The leaves hung like hummingbirds hovering for food. In swarms of suspended metals, autumn’s glinting deposits waited to settle on the scorched ground.
Next came the wind. Warmer than a lover’s kiss, colder than a refusal, it took me in its swirling embrace unsure whether to throttle or enfold. Me and that last of all trees in that last of all places.
Those leaves that remained whipped about like bees stinging at my skin, my throat, my everything. In beauty, I died.
We all did.
She ran between the raindrops like a mouse who’d lost its umbrella. Flitting from flower to flower, mushroom to mushroom, upturned coffee cup to empty packet of crisps, she wept through the ancient forest. Why? Because even the little folk now know us, and that’s enough to make anyone despair.
I had thought nobody capable of such a relentless barrage of inspiration. He cajoled and reaffirmed, appraised and approved, all us little people grateful for his attentions. In time, we came to demand his praise as if he was some minor deity on an undeniable upward curve to God, who in his so doing would drag us with him to incredible new heights. All the while, the sun smiled down. All the while, it burnt us.
He showed us his blueprints written in elegant script and full of every conceivable detail. We smiled and cheered; I even bought him a drink. Not one of us understood them. Not one of us had a clue as to what the sum of the whole would accomplish. Yet our messiah was a humble man and claimed he did it all for mankind’s betterment, that one day we’d sit by new rivers together and raise a toast to nimbus skies. Who could argue with that kind of humility?
I was sold. We were sold. Never once did we question him.
To Be Continued…
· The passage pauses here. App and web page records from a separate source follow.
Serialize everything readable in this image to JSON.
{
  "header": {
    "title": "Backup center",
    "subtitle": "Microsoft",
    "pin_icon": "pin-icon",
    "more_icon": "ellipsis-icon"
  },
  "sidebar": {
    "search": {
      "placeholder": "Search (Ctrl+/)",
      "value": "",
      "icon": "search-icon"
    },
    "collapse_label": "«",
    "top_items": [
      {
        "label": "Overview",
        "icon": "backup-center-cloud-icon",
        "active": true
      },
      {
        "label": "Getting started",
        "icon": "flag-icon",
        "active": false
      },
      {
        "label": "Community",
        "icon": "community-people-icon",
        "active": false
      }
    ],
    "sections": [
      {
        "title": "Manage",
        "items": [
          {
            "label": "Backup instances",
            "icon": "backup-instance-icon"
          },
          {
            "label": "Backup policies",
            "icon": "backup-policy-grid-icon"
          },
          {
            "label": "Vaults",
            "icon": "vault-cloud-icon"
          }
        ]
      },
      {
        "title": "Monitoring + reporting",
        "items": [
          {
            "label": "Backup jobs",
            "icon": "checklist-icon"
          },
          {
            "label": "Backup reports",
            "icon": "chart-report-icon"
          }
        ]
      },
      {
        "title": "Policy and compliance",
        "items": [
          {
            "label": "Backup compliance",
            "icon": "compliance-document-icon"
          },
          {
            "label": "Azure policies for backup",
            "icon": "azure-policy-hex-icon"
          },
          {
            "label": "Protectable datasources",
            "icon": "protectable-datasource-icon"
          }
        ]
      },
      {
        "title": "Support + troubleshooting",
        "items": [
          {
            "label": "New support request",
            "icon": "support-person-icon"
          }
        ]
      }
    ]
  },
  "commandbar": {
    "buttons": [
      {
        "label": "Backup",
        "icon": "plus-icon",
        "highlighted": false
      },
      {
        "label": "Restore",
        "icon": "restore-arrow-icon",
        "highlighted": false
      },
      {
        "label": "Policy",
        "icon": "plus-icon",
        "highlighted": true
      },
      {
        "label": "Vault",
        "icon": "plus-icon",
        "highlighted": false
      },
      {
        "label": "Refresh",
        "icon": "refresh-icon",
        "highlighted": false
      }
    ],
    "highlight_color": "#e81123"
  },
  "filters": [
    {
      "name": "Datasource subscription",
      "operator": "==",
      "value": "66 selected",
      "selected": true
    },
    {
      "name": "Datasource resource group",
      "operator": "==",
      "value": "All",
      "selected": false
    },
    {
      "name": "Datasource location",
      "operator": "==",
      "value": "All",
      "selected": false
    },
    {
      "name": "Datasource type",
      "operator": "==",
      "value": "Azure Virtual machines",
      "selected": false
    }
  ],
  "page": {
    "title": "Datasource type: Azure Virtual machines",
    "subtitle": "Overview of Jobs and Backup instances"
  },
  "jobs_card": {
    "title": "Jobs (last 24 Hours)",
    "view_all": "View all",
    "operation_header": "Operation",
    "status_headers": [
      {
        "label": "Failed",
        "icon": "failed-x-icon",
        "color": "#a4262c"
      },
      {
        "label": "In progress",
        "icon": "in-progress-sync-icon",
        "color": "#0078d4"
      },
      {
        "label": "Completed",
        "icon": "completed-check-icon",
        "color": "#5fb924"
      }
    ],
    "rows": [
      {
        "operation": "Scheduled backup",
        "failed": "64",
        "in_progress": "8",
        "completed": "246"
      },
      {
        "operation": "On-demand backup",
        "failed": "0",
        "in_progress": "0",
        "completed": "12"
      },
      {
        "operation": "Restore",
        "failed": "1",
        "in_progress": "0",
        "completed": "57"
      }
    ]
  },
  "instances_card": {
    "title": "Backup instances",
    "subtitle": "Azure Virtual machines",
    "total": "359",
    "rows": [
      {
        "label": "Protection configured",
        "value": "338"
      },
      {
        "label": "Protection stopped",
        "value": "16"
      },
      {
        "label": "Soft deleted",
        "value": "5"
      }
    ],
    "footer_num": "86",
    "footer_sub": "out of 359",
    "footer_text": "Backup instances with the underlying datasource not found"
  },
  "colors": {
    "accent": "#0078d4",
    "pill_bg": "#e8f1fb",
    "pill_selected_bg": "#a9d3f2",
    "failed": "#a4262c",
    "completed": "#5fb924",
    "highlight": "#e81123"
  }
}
The sun hung like a golden bauble decorating a cerulean sky. Basking in the pleasures of its gleaming self, the celestial body shone and shone and shone regardless of our wishes, as if predicting what we below desired rather than asking the question. A constant Christmas, our personal star, our gift, blazed above with the beaming smile of a demented patron, and all we could do was accept its citrine self. We had no choice. Who could blot out the sun?At the sixth month of relentless sunshine, a certain someone, who for now shall remain nameless, made the cataclysmic decision to correct God’s supposed slight. He would reinstate the clouds and with it that precious resource the rain. Life would return to its blissful ways, Eden reborn. His message, more idealistic dream than practical proposal, inspired others to aid him in his task. I’m ashamed to say I was one of them even if my heart was not in it. “Cometh the rain,” he’d said. “Cometh the man.” Who knew what it meant if it meant anything at all? In truth, who cared?To Be Continued…
We bled for each other, the world and I. The liquid of life flowed from our veins in torrents of gushing pain; no one saw it. One minute here, full of life, effervescent, the next husks. We emptied in silence; it left us without the energy to cry. Mirrored, we were, the world and I. Pale reflections, we died together.
A world is crying
Its tears going unnoticed
Dew on the green leaves
The trash accumulated swamping Earth's bins